Exercise - Nothing in the entries below may be altered; print them as they stand.

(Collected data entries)
+++
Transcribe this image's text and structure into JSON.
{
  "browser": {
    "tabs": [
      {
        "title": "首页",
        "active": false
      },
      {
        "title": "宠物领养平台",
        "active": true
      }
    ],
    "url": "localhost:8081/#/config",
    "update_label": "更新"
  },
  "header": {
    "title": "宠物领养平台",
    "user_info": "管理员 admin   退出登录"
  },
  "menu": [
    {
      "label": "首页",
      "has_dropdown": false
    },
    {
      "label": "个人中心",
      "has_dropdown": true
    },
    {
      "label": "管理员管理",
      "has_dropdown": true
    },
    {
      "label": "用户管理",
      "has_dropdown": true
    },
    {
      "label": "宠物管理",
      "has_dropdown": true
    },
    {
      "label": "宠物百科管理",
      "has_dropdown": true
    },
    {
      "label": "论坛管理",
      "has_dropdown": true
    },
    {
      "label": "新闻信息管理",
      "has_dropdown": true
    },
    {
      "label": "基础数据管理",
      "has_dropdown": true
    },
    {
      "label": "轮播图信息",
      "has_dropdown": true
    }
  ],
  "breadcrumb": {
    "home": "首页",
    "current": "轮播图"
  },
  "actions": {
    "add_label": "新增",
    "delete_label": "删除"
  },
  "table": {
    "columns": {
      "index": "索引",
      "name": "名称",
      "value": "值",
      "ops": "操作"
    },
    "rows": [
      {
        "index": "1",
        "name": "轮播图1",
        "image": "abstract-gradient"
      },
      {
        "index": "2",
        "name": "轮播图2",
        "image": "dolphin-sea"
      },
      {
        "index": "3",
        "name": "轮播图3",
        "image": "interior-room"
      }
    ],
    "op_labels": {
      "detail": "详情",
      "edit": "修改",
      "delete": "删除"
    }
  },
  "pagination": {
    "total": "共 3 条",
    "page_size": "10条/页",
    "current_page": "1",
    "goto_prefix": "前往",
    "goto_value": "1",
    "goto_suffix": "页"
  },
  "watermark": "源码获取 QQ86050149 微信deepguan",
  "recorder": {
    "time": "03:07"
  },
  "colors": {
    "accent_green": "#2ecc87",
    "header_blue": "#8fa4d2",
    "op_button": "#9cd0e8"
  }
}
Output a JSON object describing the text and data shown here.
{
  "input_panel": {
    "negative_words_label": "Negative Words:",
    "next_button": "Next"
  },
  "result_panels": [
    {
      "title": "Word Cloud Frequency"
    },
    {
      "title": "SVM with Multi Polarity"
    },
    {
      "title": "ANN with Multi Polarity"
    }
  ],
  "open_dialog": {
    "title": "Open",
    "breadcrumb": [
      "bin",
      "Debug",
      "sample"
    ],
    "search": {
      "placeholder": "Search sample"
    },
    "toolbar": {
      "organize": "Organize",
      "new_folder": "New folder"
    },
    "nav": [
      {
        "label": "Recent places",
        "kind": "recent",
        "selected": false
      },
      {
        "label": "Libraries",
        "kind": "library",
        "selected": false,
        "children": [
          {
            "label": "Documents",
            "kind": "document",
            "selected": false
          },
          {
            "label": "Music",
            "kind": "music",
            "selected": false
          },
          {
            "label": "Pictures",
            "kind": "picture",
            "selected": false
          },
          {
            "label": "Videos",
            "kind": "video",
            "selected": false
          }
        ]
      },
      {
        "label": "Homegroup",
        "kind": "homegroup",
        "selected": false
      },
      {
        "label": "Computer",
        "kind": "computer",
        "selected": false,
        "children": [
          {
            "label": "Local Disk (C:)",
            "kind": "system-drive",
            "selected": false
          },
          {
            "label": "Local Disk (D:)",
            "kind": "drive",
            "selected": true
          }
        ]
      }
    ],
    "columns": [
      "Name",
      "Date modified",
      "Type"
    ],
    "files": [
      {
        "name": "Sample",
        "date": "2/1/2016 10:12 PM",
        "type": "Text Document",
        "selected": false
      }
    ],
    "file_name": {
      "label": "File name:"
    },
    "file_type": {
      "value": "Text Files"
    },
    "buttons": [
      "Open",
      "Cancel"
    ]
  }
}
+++
Response to this task -
Transcribe this image's text and structure into JSON.
{
  "browser": {
    "tabs": [
      {
        "title": "首页",
        "active": false
      },
      {
        "title": "宠物领养平台",
        "active": true
      }
    ],
    "url": "localhost:8081/#/config",
    "update_label": "更新"
  },
  "header": {
    "title": "宠物领养平台",
    "user_info": "管理员 admin   退出登录"
  },
  "menu": [
    {
      "label": "首页",
      "has_dropdown": false
    },
    {
      "label": "个人中心",
      "has_dropdown": true
    },
    {
      "label": "管理员管理",
      "has_dropdown": true
    },
    {
      "label": "用户管理",
      "has_dropdown": true
    },
    {
      "label": "宠物管理",
      "has_dropdown": true
    },
    {
      "label": "宠物百科管理",
      "has_dropdown": true
    },
    {
      "label": "论坛管理",
      "has_dropdown": true
    },
    {
      "label": "新闻信息管理",
      "has_dropdown": true
    },
    {
      "label": "基础数据管理",
      "has_dropdown": true
    },
    {
      "label": "轮播图信息",
      "has_dropdown": true
    }
  ],
  "breadcrumb": {
    "home": "首页",
    "current": "轮播图"
  },
  "actions": {
    "add_label": "新增",
    "delete_label": "删除"
  },
  "table": {
    "columns": {
      "index": "索引",
      "name": "名称",
      "value": "值",
      "ops": "操作"
    },
    "rows": [
      {
        "index": "1",
        "name": "轮播图1",
        "image": "abstract-gradient"
      },
      {
        "index": "2",
        "name": "轮播图2",
        "image": "dolphin-sea"
      },
      {
        "index": "3",
        "name": "轮播图3",
        "image": "interior-room"
      }
    ],
    "op_labels": {
      "detail": "详情",
      "edit": "修改",
      "delete": "删除"
    }
  },
  "pagination": {
    "total": "共 3 条",
    "page_size": "10条/页",
    "current_page": "1",
    "goto_prefix": "前往",
    "goto_value": "1",
    "goto_suffix": "页"
  },
  "watermark": "源码获取 QQ86050149 微信deepguan",
  "recorder": {
    "time": "03:07"
  },
  "colors": {
    "accent_green": "#2ecc87",
    "header_blue": "#8fa4d2",
    "op_button": "#9cd0e8"
  }
}
Output a JSON object describing the text and data shown here.
{
  "input_panel": {
    "negative_words_label": "Negative Words:",
    "next_button": "Next"
  },
  "result_panels": [
    {
      "title": "Word Cloud Frequency"
    },
    {
      "title": "SVM with Multi Polarity"
    },
    {
      "title": "ANN with Multi Polarity"
    }
  ],
  "open_dialog": {
    "title": "Open",
    "breadcrumb": [
      "bin",
      "Debug",
      "sample"
    ],
    "search": {
      "placeholder": "Search sample"
    },
    "toolbar": {
      "organize": "Organize",
      "new_folder": "New folder"
    },
    "nav": [
      {
        "label": "Recent places",
        "kind": "recent",
        "selected": false
      },
      {
        "label": "Libraries",
        "kind": "library",
        "selected": false,
        "children": [
          {
            "label": "Documents",
            "kind": "document",
            "selected": false
          },
          {
            "label": "Music",
            "kind": "music",
            "selected": false
          },
          {
            "label": "Pictures",
            "kind": "picture",
            "selected": false
          },
          {
            "label": "Videos",
            "kind": "video",
            "selected": false
          }
        ]
      },
      {
        "label": "Homegroup",
        "kind": "homegroup",
        "selected": false
      },
      {
        "label": "Computer",
        "kind": "computer",
        "selected": false,
        "children": [
          {
            "label": "Local Disk (C:)",
            "kind": "system-drive",
            "selected": false
          },
          {
            "label": "Local Disk (D:)",
            "kind": "drive",
            "selected": true
          }
        ]
      }
    ],
    "columns": [
      "Name",
      "Date modified",
      "Type"
    ],
    "files": [
      {
        "name": "Sample",
        "date": "2/1/2016 10:12 PM",
        "type": "Text Document",
        "selected": false
      }
    ],
    "file_name": {
      "label": "File name:"
    },
    "file_type": {
      "value": "Text Files"
    },
    "buttons": [
      "Open",
      "Cancel"
    ]
  }
}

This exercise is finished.